- Work instructions -
Could you filter the records below down to the lines that include the word "price"?

---------- Source information

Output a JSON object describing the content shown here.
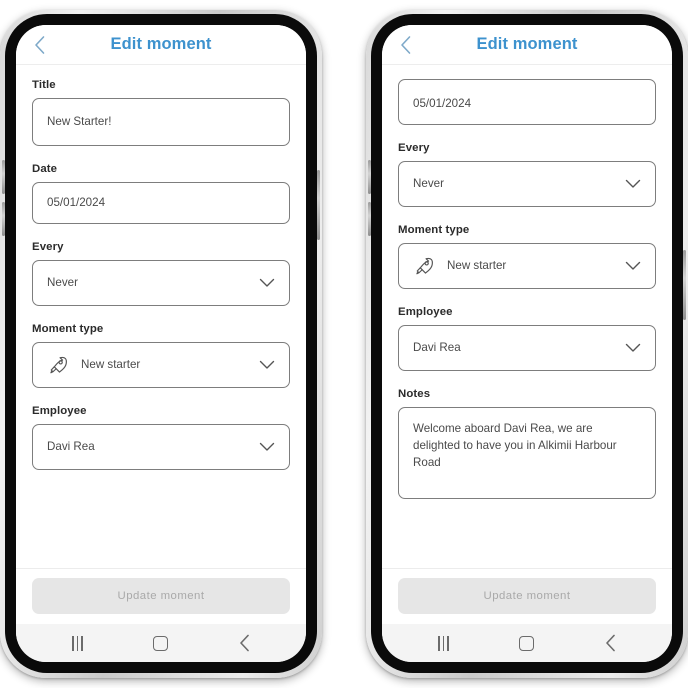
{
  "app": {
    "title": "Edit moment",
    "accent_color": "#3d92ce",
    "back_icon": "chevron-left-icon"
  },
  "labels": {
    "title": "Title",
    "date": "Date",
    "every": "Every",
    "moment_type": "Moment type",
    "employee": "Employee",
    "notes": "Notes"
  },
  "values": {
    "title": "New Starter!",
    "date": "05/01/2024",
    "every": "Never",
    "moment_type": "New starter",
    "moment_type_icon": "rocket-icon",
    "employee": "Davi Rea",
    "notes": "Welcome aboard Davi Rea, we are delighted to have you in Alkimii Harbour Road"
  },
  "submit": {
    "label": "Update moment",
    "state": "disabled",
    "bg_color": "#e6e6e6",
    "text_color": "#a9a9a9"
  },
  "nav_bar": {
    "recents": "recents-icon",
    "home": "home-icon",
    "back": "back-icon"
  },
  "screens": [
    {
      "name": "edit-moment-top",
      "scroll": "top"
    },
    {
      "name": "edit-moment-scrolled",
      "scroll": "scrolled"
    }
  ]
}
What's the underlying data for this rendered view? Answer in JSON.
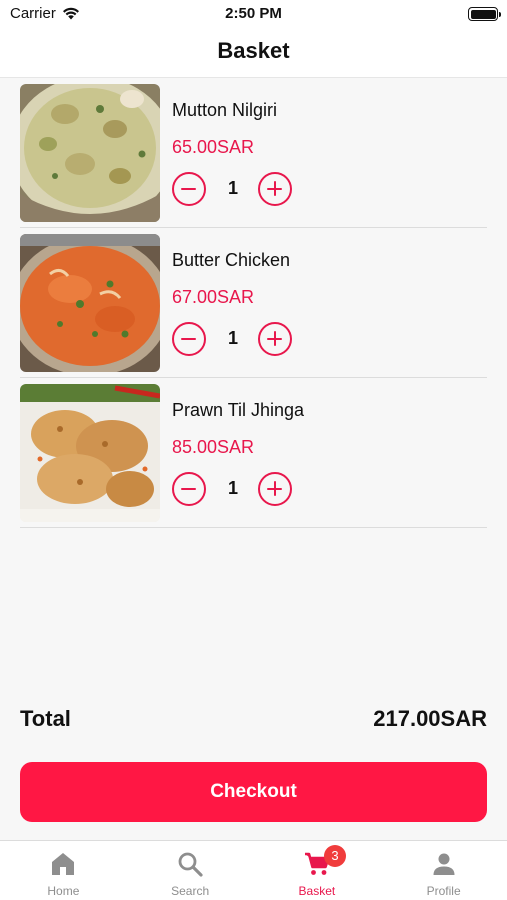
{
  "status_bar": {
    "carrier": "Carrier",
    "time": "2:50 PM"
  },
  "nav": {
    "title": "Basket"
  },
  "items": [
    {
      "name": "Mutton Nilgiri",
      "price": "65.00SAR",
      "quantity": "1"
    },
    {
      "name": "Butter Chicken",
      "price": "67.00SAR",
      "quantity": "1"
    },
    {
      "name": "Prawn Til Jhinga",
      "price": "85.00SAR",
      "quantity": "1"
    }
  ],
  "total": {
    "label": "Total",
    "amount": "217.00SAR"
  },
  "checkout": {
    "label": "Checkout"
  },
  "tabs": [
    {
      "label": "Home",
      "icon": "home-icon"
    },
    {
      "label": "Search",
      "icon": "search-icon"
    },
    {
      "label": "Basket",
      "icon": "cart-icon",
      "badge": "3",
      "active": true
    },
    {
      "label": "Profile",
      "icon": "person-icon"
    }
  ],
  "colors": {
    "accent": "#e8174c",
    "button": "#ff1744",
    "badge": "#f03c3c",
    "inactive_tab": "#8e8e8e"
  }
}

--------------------

- Response to this task -
      "price": "65.00SAR",
      "price": "67.00SAR",
      "price": "85.00SAR",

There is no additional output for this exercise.